Kevin Harvick and Jimmie Johnson may be close friends, but that did not stop the defending Sprint Cup Series champion from giving the Hendrick Motorsports driver a jab in the chest after Sunday’s race at Chicagoland Speedway.
The incident, which occurred in the driver motor home lot after the race, stemmed from a restart in which Johnson made contact with the right side of Harvick’s car, cutting his right rear tire. The tire eventually went down, sending Harvick’s No. 4 Chevrolet into the outside wall and resulting in a 42nd-place finish.
Johnson refused to take blame for the contact and attempted to discuss the incident with Harvick after the race in the motor home lot, but Harvick was having none of it. Immediately after walking out of the motor home, Harvick gave Johnson a jab in the chest and had to be restrained by business manager Josh Jones. As Harvick jawed away at the six-time champion, Johnson walked away shaking his head.
Despite the physical confrontation after the race, NASCAR officials confirmed to FOXSports.com that neither driver would be penalized for the incident.
NASCAR executive vice president and chief racing development officer Steve O’Donnell joined SiriusXM NASCAR radio’s "The Morning Drive" to discuss the post-race confrontation, saying, "There won’t be any penalties."
"We look at that … as emotion coming out when the stakes are really high in the Chase," O’Donnell told SiriusXM NASCAR raido. "That’s a reigning champion who finds himself in a tough spot with two races and really needing a win, so you understand the frustration there. Obviously, you don’t like to see what happened, but from our standpoint that’s just pure emotion coming out when the stakes are high and knowing how important it is to go out and win a championship."
The footage has become a staple for promoting the intensity of the Chase. Neither driver was penalized, but both crew chiefs were fined and four crew members were suspended.
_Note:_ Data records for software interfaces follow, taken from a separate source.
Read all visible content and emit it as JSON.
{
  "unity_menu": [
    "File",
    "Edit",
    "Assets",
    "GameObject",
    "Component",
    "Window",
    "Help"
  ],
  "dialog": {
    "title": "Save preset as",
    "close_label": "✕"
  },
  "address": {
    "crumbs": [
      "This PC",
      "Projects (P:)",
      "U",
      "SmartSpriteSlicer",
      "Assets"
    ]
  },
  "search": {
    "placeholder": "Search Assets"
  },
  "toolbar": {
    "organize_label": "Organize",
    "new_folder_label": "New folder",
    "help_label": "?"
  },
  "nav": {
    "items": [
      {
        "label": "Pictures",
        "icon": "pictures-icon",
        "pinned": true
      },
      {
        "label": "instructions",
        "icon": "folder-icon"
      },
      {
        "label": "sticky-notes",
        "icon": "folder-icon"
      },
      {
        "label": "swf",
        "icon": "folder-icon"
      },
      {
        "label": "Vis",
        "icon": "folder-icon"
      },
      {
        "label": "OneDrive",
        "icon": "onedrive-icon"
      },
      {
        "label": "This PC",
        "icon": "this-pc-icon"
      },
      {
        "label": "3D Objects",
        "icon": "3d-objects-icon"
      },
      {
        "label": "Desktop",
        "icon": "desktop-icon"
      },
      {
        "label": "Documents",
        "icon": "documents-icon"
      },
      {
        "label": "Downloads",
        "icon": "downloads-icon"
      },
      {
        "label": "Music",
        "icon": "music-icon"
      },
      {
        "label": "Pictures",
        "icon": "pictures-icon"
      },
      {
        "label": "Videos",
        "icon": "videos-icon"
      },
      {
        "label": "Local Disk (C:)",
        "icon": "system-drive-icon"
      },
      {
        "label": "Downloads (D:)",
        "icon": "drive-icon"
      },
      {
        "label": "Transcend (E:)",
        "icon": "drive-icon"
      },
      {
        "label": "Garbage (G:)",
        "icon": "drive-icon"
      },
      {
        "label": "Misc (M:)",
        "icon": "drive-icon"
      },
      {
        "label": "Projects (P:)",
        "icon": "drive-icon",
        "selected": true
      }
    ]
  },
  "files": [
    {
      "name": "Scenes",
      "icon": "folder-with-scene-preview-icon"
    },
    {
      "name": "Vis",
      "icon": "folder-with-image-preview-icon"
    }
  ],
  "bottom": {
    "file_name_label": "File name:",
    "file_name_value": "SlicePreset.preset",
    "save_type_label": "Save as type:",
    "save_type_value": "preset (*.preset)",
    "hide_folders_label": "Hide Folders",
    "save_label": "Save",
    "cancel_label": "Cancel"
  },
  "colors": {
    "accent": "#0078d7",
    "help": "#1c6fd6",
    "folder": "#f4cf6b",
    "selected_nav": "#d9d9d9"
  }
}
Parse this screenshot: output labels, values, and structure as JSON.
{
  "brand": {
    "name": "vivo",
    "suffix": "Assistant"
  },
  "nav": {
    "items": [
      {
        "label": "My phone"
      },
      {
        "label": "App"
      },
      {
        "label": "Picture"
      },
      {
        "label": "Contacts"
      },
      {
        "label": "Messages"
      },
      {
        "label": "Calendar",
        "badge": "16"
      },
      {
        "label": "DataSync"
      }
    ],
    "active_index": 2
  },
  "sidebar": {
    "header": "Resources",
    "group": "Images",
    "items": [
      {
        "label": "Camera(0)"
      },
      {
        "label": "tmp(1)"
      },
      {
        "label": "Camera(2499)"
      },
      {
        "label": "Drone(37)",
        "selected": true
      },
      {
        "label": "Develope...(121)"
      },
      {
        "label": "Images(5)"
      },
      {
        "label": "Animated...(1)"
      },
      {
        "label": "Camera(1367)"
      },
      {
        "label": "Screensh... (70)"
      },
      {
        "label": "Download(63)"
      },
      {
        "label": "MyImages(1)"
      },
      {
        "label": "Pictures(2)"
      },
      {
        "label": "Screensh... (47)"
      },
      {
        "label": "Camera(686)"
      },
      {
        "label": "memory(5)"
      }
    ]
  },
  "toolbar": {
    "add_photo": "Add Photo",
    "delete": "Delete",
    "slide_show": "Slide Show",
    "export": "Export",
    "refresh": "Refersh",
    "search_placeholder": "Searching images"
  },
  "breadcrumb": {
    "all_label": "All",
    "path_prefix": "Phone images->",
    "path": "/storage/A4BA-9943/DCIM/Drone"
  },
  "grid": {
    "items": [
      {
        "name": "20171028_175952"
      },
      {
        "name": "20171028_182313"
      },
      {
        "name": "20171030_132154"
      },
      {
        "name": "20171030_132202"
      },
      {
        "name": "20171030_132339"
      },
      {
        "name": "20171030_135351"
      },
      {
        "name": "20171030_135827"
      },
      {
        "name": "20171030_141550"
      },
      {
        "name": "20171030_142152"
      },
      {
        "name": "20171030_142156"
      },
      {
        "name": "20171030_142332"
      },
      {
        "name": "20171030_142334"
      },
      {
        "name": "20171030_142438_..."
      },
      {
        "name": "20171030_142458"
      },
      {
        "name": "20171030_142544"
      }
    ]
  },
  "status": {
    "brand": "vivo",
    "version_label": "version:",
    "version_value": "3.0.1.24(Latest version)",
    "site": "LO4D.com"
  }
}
While none of the Chase drivers were fined for their post-race antics, NASCAR did issue fines to Casey Mears and Marcos Ambrose after a confrontation in the garage after the April 2014 Sprint Cup race at Richmond International Raceway. Unlike the Johnson-Harvick incident, Ambrose landed a punch on Mears’ face.
Fights and confrontations have long been a part of NASCAR history, and the Johnson-Harvick incident is just the latest in the string of post-race excitement.